**Task requirements**
Line count for the string "share" in the records below: report that figure and nothing else.

Segment Start: Data extract

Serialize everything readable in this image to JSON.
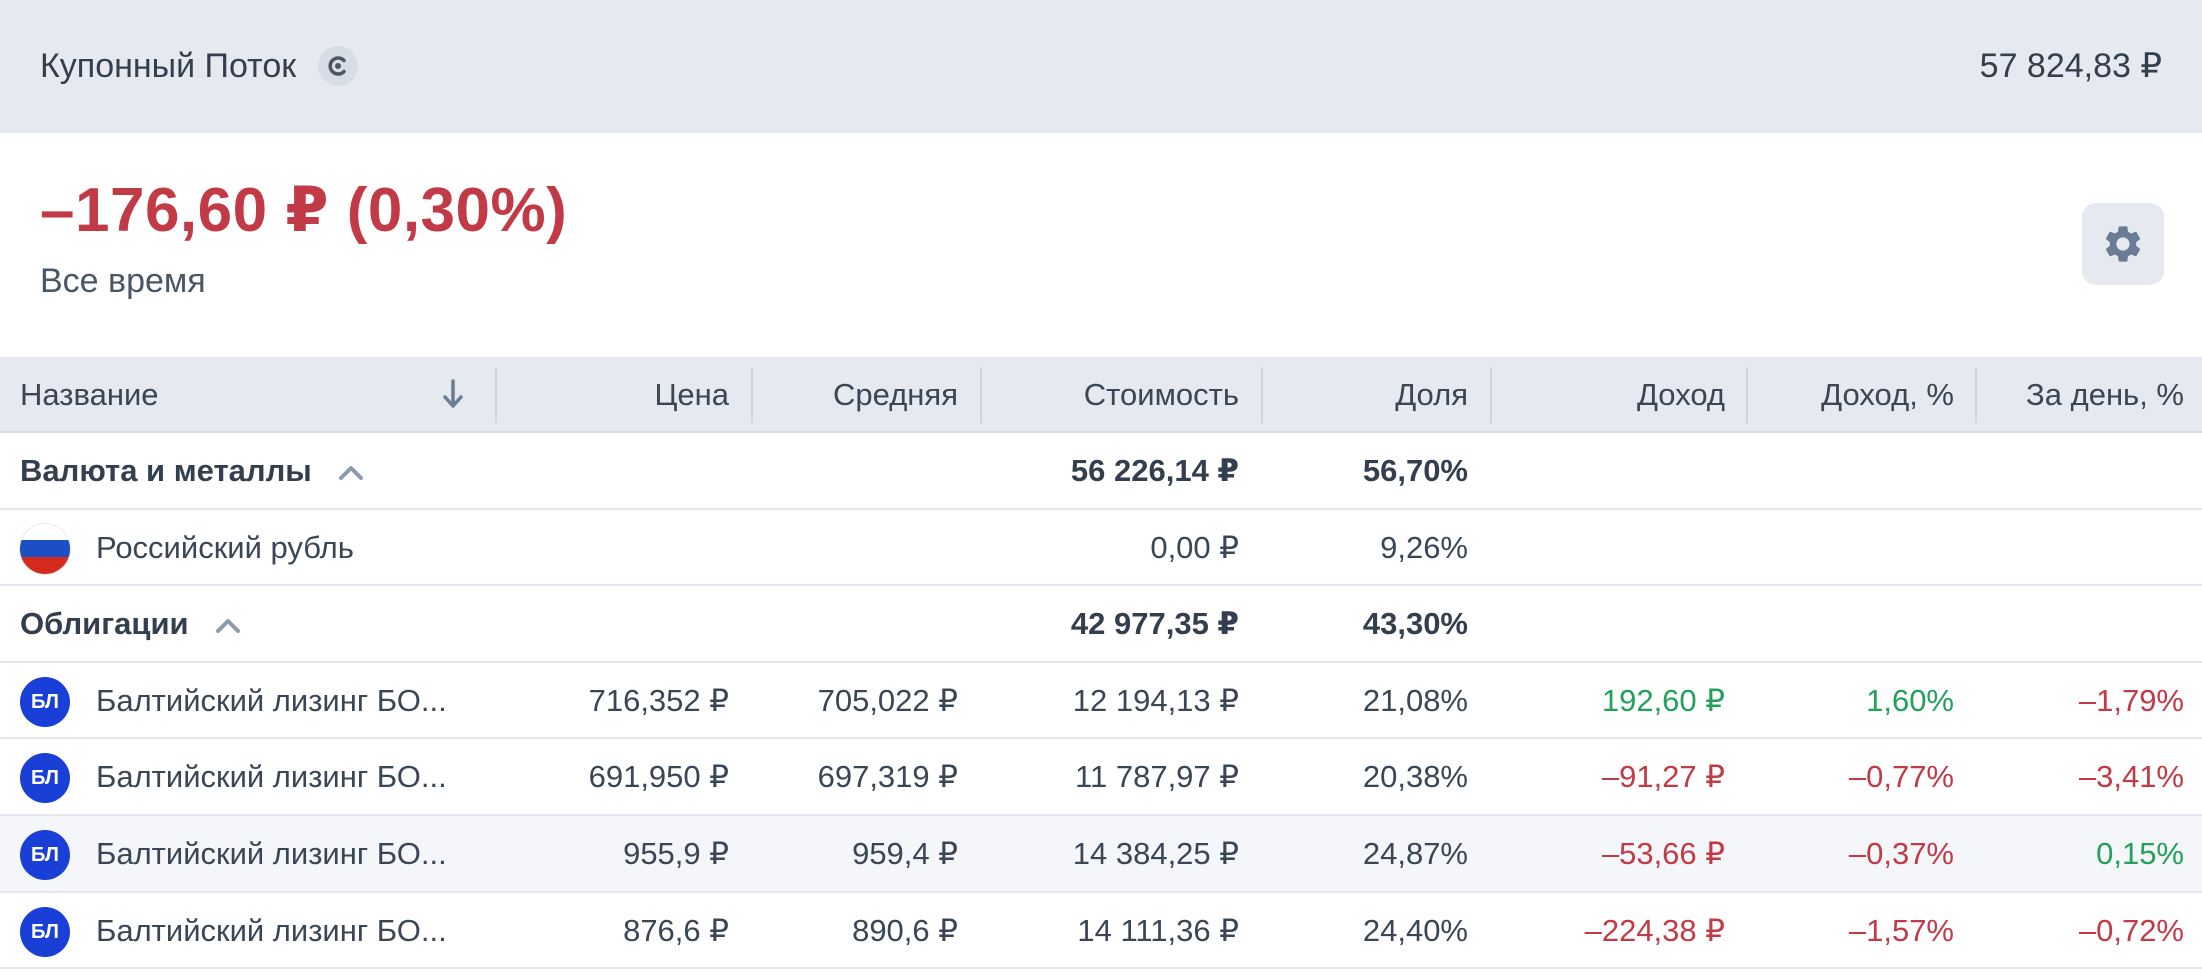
{
  "header": {
    "portfolio_name": "Купонный Поток",
    "portfolio_icon": "c-icon",
    "total_value": "57 824,83 ₽"
  },
  "summary": {
    "profit": "–176,60 ₽ (0,30%)",
    "period": "Все время",
    "settings_icon": "gear-icon"
  },
  "table": {
    "columns": {
      "name": "Название",
      "price": "Цена",
      "avg": "Средняя",
      "cost": "Стоимость",
      "share": "Доля",
      "income": "Доход",
      "income_pct": "Доход, %",
      "day": "За день, %"
    },
    "groups": [
      {
        "label": "Валюта и металлы",
        "cost": "56 226,14 ₽",
        "share": "56,70%",
        "rows": [
          {
            "name": "Российский рубль",
            "cost": "0,00 ₽",
            "share": "9,26%"
          }
        ]
      },
      {
        "label": "Облигации",
        "cost": "42 977,35 ₽",
        "share": "43,30%",
        "rows": [
          {
            "badge": "БЛ",
            "name": "Балтийский лизинг БО...",
            "price": "716,352 ₽",
            "avg": "705,022 ₽",
            "cost": "12 194,13 ₽",
            "share": "21,08%",
            "income": "192,60 ₽",
            "income_pct": "1,60%",
            "day": "–1,79%"
          },
          {
            "badge": "БЛ",
            "name": "Балтийский лизинг БО...",
            "price": "691,950 ₽",
            "avg": "697,319 ₽",
            "cost": "11 787,97 ₽",
            "share": "20,38%",
            "income": "–91,27 ₽",
            "income_pct": "–0,77%",
            "day": "–3,41%"
          },
          {
            "badge": "БЛ",
            "name": "Балтийский лизинг БО...",
            "price": "955,9 ₽",
            "avg": "959,4 ₽",
            "cost": "14 384,25 ₽",
            "share": "24,87%",
            "income": "–53,66 ₽",
            "income_pct": "–0,37%",
            "day": "0,15%"
          },
          {
            "badge": "БЛ",
            "name": "Балтийский лизинг БО...",
            "price": "876,6 ₽",
            "avg": "890,6 ₽",
            "cost": "14 111,36 ₽",
            "share": "24,40%",
            "income": "–224,38 ₽",
            "income_pct": "–1,57%",
            "day": "–0,72%"
          }
        ]
      }
    ]
  },
  "colors": {
    "negative": "#c33a47",
    "positive": "#23a15a",
    "badge": "#1a3fd6",
    "header_bg": "#e6eaf0"
  }
}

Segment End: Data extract

**Completed exercise**
8